Medicare For All, not opt-in

In the next section, we look at situations and experiences of people who support Medicare For All.

Why Medicare For All?

Veteran John Weigal

John Weigel, a Navy Air Force veteran with Huntington’s disease came to one of Bernie's Town Halls and said his Veteran's insurance had been cut off. He did not have an income nor the money to pay the bill he had received so far and could barely take care of himself at that point. He said he was going to kill himself. Bernie worked it out so that John's coverage was reinstated. John returned to another Town Hall to thank Bernie. Here is a clip of that encounter:

John Weigel, a Navy Air Force veteran at a Town Hall with Bernie Sanders

Here is another clip of John and Bernie. This one is a composite that goes back and forth between the reconnecting encounter and the original encounter:

Several people tell of their experience without health insurance in this video.

This individual spent time in intensive care. He will keep fighting for Medicare For All.

Rob Delany is an American comedian living in England. He explains the difference between living under no-health-care in the U.S. and living with National Health Service in England.

Rob Delany

In addition to these testimonials, some of Bernie's Town Halls were focused on Medicare For All.

Bernie in Waterloo Iowa

Health Care Affordability Town Hall

Where Did HMO's Come From?

Michael Moore narrates the historical Nixon White House decision to implement profit-making HMO health care system.

Michael Moore: Where did the HMO's start?

We have now narrowed down the vice-president's problems on this thing to one issue, and that is should we include these health maintenance organizations like Edgar Kaiser's Permanente thing.

Nixon: Now let me ask you, you know I'm not too keen on any of these damn medical programs.

This is a private enterprise one.

Nixon: Well that appeals to me.

Edgar Kaiser is running his Permanente deal for profit. And the reason he can do it -- I had Edgar Kaiser come in and talk to me about this. And I went into it to some depth. All of the incentives are toward less medical care. Because the less care they give them, the more money they make.

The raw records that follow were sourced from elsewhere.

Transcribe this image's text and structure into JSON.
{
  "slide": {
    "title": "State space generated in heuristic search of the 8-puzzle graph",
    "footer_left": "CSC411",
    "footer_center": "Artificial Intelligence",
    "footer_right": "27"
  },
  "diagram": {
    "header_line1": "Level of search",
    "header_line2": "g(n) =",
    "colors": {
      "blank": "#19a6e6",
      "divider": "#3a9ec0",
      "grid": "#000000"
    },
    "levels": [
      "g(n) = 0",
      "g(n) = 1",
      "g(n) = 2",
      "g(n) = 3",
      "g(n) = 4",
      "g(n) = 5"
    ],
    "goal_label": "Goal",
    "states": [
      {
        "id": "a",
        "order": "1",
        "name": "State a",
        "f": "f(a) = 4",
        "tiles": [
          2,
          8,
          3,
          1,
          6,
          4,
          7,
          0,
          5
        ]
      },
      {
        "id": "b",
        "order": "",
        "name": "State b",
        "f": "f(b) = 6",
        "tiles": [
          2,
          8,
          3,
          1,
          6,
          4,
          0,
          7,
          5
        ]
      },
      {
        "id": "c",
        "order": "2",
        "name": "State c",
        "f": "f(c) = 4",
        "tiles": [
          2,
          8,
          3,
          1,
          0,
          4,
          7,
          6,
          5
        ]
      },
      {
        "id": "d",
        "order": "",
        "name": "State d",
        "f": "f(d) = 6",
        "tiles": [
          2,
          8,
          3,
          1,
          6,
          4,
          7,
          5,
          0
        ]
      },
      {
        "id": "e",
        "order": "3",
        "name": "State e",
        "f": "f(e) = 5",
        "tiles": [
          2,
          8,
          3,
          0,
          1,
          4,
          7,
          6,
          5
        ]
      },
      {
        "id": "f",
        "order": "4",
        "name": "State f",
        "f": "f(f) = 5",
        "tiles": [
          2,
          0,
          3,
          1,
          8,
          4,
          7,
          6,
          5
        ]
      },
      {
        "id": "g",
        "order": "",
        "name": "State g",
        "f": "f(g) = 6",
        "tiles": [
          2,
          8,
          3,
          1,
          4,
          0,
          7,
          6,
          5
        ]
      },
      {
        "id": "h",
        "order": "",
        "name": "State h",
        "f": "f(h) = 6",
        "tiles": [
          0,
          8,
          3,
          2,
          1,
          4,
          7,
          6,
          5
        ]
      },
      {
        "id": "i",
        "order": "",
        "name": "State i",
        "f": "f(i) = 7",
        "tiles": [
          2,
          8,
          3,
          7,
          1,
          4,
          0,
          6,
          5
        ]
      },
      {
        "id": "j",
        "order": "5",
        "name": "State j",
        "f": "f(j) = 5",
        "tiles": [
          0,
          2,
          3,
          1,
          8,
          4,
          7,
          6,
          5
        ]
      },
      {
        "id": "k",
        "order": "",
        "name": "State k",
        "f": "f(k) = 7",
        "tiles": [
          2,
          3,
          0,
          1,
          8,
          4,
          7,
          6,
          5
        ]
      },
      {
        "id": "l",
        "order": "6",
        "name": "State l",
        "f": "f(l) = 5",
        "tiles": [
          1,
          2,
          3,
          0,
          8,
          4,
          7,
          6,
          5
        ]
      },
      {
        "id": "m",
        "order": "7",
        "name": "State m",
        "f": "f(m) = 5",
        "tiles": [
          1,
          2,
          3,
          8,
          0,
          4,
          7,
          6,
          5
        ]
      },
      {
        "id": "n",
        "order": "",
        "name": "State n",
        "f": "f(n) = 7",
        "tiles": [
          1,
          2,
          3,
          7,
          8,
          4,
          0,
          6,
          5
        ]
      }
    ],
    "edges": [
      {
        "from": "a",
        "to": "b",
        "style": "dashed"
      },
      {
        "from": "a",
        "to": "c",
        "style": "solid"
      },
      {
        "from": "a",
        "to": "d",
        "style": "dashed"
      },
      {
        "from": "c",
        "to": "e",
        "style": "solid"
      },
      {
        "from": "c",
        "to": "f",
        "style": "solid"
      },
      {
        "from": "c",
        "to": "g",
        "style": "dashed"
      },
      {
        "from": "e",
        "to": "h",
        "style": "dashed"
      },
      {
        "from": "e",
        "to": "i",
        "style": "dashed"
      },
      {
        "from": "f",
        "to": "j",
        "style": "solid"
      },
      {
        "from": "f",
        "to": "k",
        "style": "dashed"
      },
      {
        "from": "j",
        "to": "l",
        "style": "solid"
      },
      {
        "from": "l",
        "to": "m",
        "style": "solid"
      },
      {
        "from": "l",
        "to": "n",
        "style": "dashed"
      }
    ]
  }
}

Nixon: Fine.

And the incentives run the right way.

Nixon: Not bad.


NIXON: I AM PROPOSING TODAY A NEW NATIONAL HEALTH STRATEGY. The purpose of this program is simply this: I want America to have the finest health care in the world. And I want every American to be able to have that care when he needs it.


Michael Moore: The plan hatched between Nixon and Edgar Kaiser worked. In the ensuing years patients were given less and less care.

Newscaster: Bigger log jams and less and less medical care...

Been here 18 hours, since 7 this morning.

What looks cramped and unsightly can also be dangerous.

Michael Moore: While the health insurance companies became wealthy, the system was broken.

Medicare And You

Standard Medicare is not a substitute for Medicare For All

Medicare For All has to be one of the top half dozen most important topics in Election 2020. While Biden would like to screw you over with a tweak of the ACA (ObamaCareLess) program, do not let that happen. Here is one person's comment on the switch to ACA:

[I'm] self employed, my rates went from $250/month to $844/month, my deductible went from $2500.00 to $6500,00. [Obama] killed the middle class.

Do not let anyone tell you an eligibility extension to Medicare instead of Medicare For All is acceptable. It is not. Standard Medicare has co-pays, there are deductibles, and it does not cover much of anything along the lines of preventative care other than an annual check up which I believe exists so the government can estimate how much longer you have to live.

I obtained a copy of the 2020 edition of the book the government sends annually to people eligible for Medicare. It is called Medicare And You. I present it here as a pdf. so you can see for yourself that it is not an acceptable substitute for MEDICARE FOR ALL.

There was more to the book! The rest of it was information pertaining to states' myriad of supplemental insurance programs, which naturally add to the cost.